Two proposed mergers involving four of the nation’s biggest health insurers could reduce competition in an important industry. That’s why federal and state regulators need to closely study these deals and, if necessary, force the companies to sell some parts of their businesses.
Earlier this summer, Anthem agreed to acquire Cigna for $48 billion, and Aetna announced a $37 billion takeover of Humana. The antitrust division of the Justice Department and state governments are reviewing the deals. If regulators approve both transactions, the number of big national health insurers would drop from five to three.
The companies say that being bigger will give them the ability to negotiate lower prices with hospitals, physicians and drug makers and make health care more efficient. Not surprisingly, trade associations representing doctors and hospitals are not thrilled by that idea. They say these mergers will not only hurt them, but will hit consumers with higher premiums and other costs.
There is no doubt that insurers are trying to grow to get more leverage in negotiations with health care providers that have themselves become bigger in recent years. Many hospitals have bought up other hospitals and physician practices. That earlier wave of mergers among health care providers led to higher medical costs in many parts of the country. Regulators and courts should never have approved some of those deals.
The Affordable Care Act, the health reform law, wisely requires insurers to spend at least 80 percent of premium revenue on medical care. But that rule would not prevent them from charging higher premiums as they face less competition. There is no guarantee that insurers will fully pass on the lower prices they negotiate with doctors and hospitals to consumers, experts say.

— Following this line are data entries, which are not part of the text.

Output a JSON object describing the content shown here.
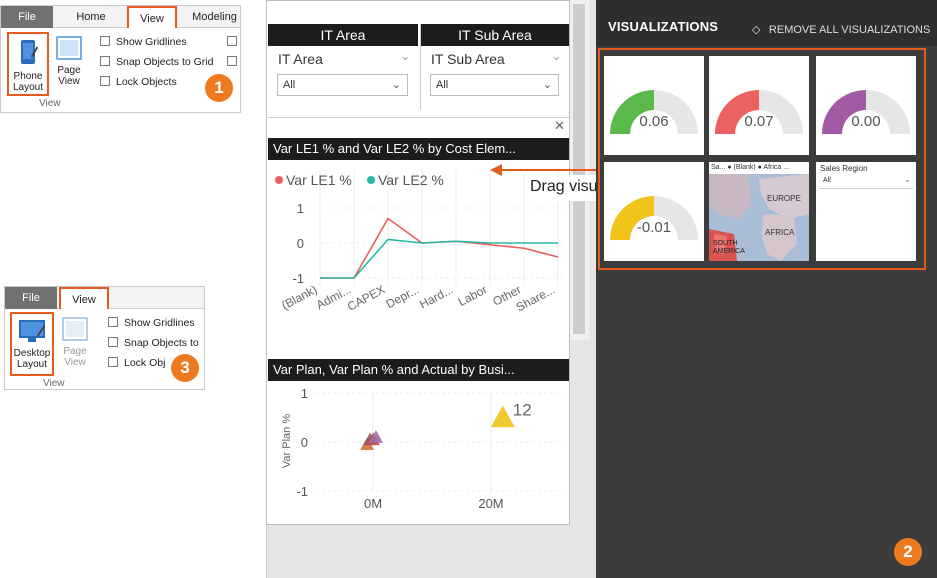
{
  "ribbon_top": {
    "tabs": [
      "File",
      "Home",
      "View",
      "Modeling"
    ],
    "phone_layout_label": "Phone\nLayout",
    "page_view_label": "Page\nView",
    "checks": [
      "Show Gridlines",
      "Snap Objects to Grid",
      "Lock Objects"
    ],
    "group": "View",
    "badge": "1"
  },
  "ribbon_bottom": {
    "tabs": [
      "File",
      "View"
    ],
    "desktop_layout_label": "Desktop\nLayout",
    "page_view_label": "Page\nView",
    "checks": [
      "Show Gridlines",
      "Snap Objects to",
      "Lock Obj"
    ],
    "group": "View",
    "badge": "3"
  },
  "phone_canvas": {
    "slicers": [
      {
        "header": "IT Area",
        "dropdown": "IT Area",
        "value": "All"
      },
      {
        "header": "IT Sub Area",
        "dropdown": "IT Sub Area",
        "value": "All"
      }
    ],
    "chart1": {
      "title": "Var LE1 % and Var LE2 % by Cost Elem...",
      "close": "✕"
    },
    "chart2": {
      "title": "Var Plan, Var Plan % and Actual by Busi..."
    },
    "drag_label": "Drag visuals"
  },
  "chart_data": [
    {
      "type": "line",
      "title": "Var LE1 % and Var LE2 % by Cost Elem...",
      "categories": [
        "(Blank)",
        "Admi...",
        "CAPEX",
        "Depr...",
        "Hard...",
        "Labor",
        "Other",
        "Share..."
      ],
      "series": [
        {
          "name": "Var LE1 %",
          "color": "#e8605c",
          "values": [
            -1,
            -1,
            0.7,
            0,
            0.05,
            -0.05,
            -0.15,
            -0.4
          ]
        },
        {
          "name": "Var LE2 %",
          "color": "#26b8a6",
          "values": [
            -1,
            -1,
            0.1,
            0,
            0.05,
            0,
            0,
            0
          ]
        }
      ],
      "yticks": [
        "1",
        "0",
        "-1"
      ],
      "ylim": [
        -1,
        1
      ],
      "legend": "top-left"
    },
    {
      "type": "scatter",
      "title": "Var Plan, Var Plan % and Actual by Busi...",
      "ylabel": "Var Plan %",
      "yticks": [
        "1",
        "0",
        "-1"
      ],
      "xticks": [
        "0M",
        "20M"
      ],
      "points": [
        {
          "x": -1000000,
          "y": -0.05,
          "color": "#d9713a"
        },
        {
          "x": -500000,
          "y": 0.05,
          "color": "#8a5b6e"
        },
        {
          "x": 0,
          "y": 0.05,
          "color": "#c4534e"
        },
        {
          "x": 500000,
          "y": 0.1,
          "color": "#a468a8"
        },
        {
          "x": 22000000,
          "y": 0.5,
          "color": "#f0c419",
          "label": "12"
        }
      ]
    }
  ],
  "visualizations": {
    "title": "VISUALIZATIONS",
    "remove_all": "REMOVE ALL VISUALIZATIONS",
    "gauges": [
      {
        "value": "0.06",
        "color": "#5bb84a",
        "fill": 0.5
      },
      {
        "value": "0.07",
        "color": "#ec6162",
        "fill": 0.5
      },
      {
        "value": "0.00",
        "color": "#a15aa3",
        "fill": 0.5
      },
      {
        "value": "-0.01",
        "color": "#f0c419",
        "fill": 0.5
      }
    ],
    "map": {
      "legend": "Sa... ● (Blank) ● Africa ...",
      "labels": [
        "EUROPE",
        "AFRICA",
        "SOUTH AMERICA"
      ]
    },
    "slicer": {
      "header": "Sales Region",
      "value": "All"
    },
    "badge": "2"
  }
}
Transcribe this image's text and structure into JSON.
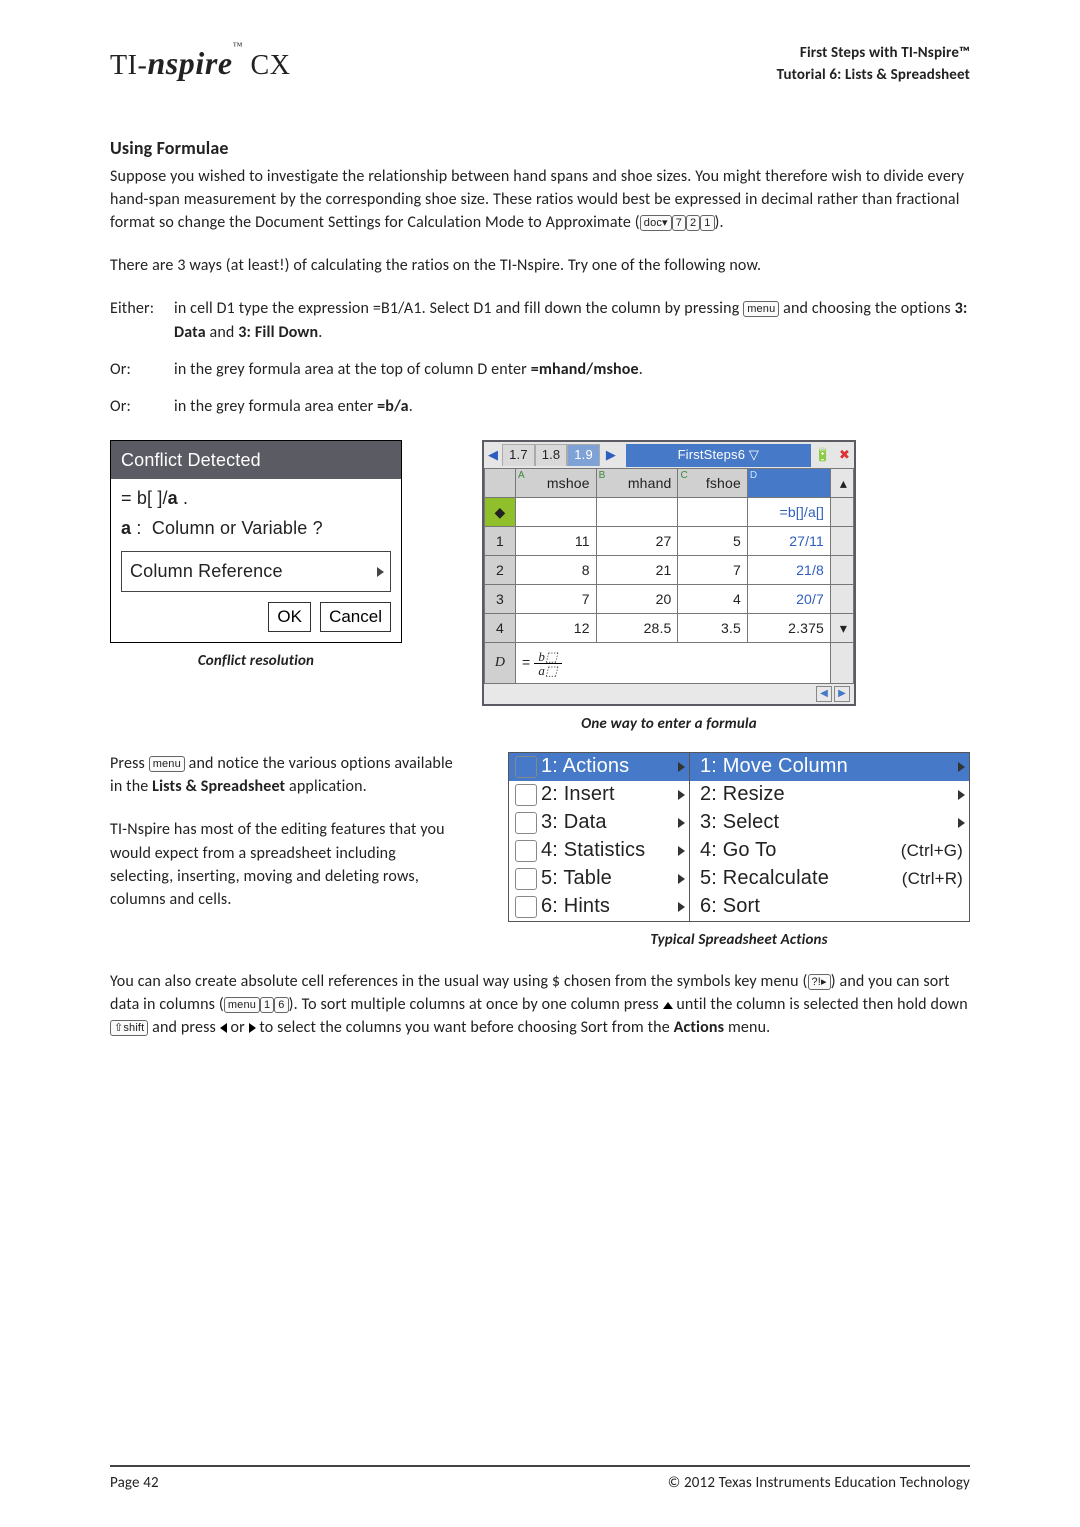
{
  "header": {
    "brand_prefix": "TI-",
    "brand_name": "nspire",
    "brand_suffix": " CX",
    "right_line1": "First Steps with TI-Nspire™",
    "right_line2": "Tutorial 6: Lists & Spreadsheet"
  },
  "section_title": "Using Formulae",
  "p1": "Suppose you wished to investigate the relationship between hand spans and shoe sizes. You might therefore wish to divide every hand-span measurement by the corresponding shoe size. These ratios would best be expressed in decimal rather than fractional format so change the Document Settings for Calculation Mode to Approximate (",
  "p1_keys": [
    "doc▾",
    "7",
    "2",
    "1"
  ],
  "p1_end": ").",
  "p2": "There are 3 ways (at least!) of calculating the ratios on the TI-Nspire. Try one of the following now.",
  "methods": {
    "either": {
      "label": "Either:",
      "text_a": "in cell D1 type the expression =B1/A1. Select D1 and fill down the column by pressing ",
      "key": "menu",
      "text_b": " and choosing the options ",
      "bold1": "3: Data",
      "and": " and ",
      "bold2": "3: Fill Down",
      "end": "."
    },
    "or1": {
      "label": "Or:",
      "text": "in the grey formula area at the top of column D enter ",
      "bold": "=mhand/mshoe",
      "end": "."
    },
    "or2": {
      "label": "Or:",
      "text": "in the grey formula area enter ",
      "bold": "=b/a",
      "end": "."
    }
  },
  "conflict": {
    "title": "Conflict Detected",
    "expr": "=b[]/a.",
    "question": "a :   Column or Variable ?",
    "option": "Column Reference",
    "ok": "OK",
    "cancel": "Cancel",
    "caption": "Conflict resolution"
  },
  "sheet": {
    "tabs": [
      "1.7",
      "1.8",
      "1.9"
    ],
    "filename": "FirstSteps6",
    "cols": [
      {
        "lbl": "A",
        "name": "mshoe"
      },
      {
        "lbl": "B",
        "name": "mhand"
      },
      {
        "lbl": "C",
        "name": "fshoe"
      },
      {
        "lbl": "D",
        "name": ""
      }
    ],
    "dformula": "=b[]/a[]",
    "rows": [
      {
        "n": "1",
        "a": "11",
        "b": "27",
        "c": "5",
        "d": "27/11"
      },
      {
        "n": "2",
        "a": "8",
        "b": "21",
        "c": "7",
        "d": "21/8"
      },
      {
        "n": "3",
        "a": "7",
        "b": "20",
        "c": "4",
        "d": "20/7"
      },
      {
        "n": "4",
        "a": "12",
        "b": "28.5",
        "c": "3.5",
        "d": "2.375"
      }
    ],
    "editrow": {
      "label": "D",
      "eq": "=",
      "num": "b",
      "den": "a"
    },
    "caption": "One way to enter a formula"
  },
  "after": {
    "t1a": "Press ",
    "t1key": "menu",
    "t1b": " and notice the various options available in the ",
    "t1bold": "Lists & Spreadsheet",
    "t1c": " application.",
    "t2": "TI-Nspire has most of the editing features that you would expect from a spreadsheet including selecting, inserting, moving and deleting rows, columns and cells."
  },
  "menuimg": {
    "left": [
      {
        "n": "1",
        "label": "Actions",
        "hl": true
      },
      {
        "n": "2",
        "label": "Insert"
      },
      {
        "n": "3",
        "label": "Data"
      },
      {
        "n": "4",
        "label": "Statistics"
      },
      {
        "n": "5",
        "label": "Table"
      },
      {
        "n": "6",
        "label": "Hints"
      }
    ],
    "right": [
      {
        "n": "1",
        "label": "Move Column",
        "hl": true,
        "sc": ""
      },
      {
        "n": "2",
        "label": "Resize",
        "sc": ""
      },
      {
        "n": "3",
        "label": "Select",
        "sc": ""
      },
      {
        "n": "4",
        "label": "Go To",
        "sc": "(Ctrl+G)"
      },
      {
        "n": "5",
        "label": "Recalculate",
        "sc": "(Ctrl+R)"
      },
      {
        "n": "6",
        "label": "Sort",
        "sc": ""
      }
    ],
    "caption": "Typical Spreadsheet Actions"
  },
  "p3": {
    "a": "You can also create absolute cell references in the usual way using $ chosen from the symbols key menu (",
    "k1": "?!▸",
    "b": ") and you can sort data in columns (",
    "k2": [
      "menu",
      "1",
      "6"
    ],
    "c": ").  To sort multiple columns at once by one column press ",
    "d": " until the column is selected then hold down ",
    "k3": "⇧shift",
    "e": " and press ",
    "f": " or ",
    "g": " to select the columns you want before choosing Sort from the ",
    "bold": "Actions",
    "h": " menu."
  },
  "footer": {
    "left": "Page  42",
    "right": "© 2012 Texas Instruments Education Technology"
  }
}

Because the health insurance industry is fragmented, these mergers will not have the same impact across the country. In some metropolitan areas and in the market for certain kinds of insurance, like Medicare Advantage plans, some consumers will no doubt have fewer choices. But in places where the merging companies do not compete with each other, there will be little or no change. Antitrust regulators have to do a detailed geographic and product-by-product analysis for each deal and for both mergers taken together.
Some antitrust experts have raised another concern. The mergers could reduce the number of insurers competing on government-run exchanges set up under the health reform law. There is good evidence that having more insurers on an exchange tends to drive down premiums, which in turn, reduces federal subsidies to individuals buying insurance on those exchanges.
In past mergers, the Justice Department has required that insurance companies sell some of their plans to other insurers as a condition for approving those deals. That will most likely be necessary in these deals, too. But with so few big insurers left in the marketplace, the companies might have a hard time finding buyers for those plans.
The Affordable Care Act has demonstrated that competition is good for consumers and taxpayers. Antitrust regulators must make sure that mergers in the health care industry do not reduce choices.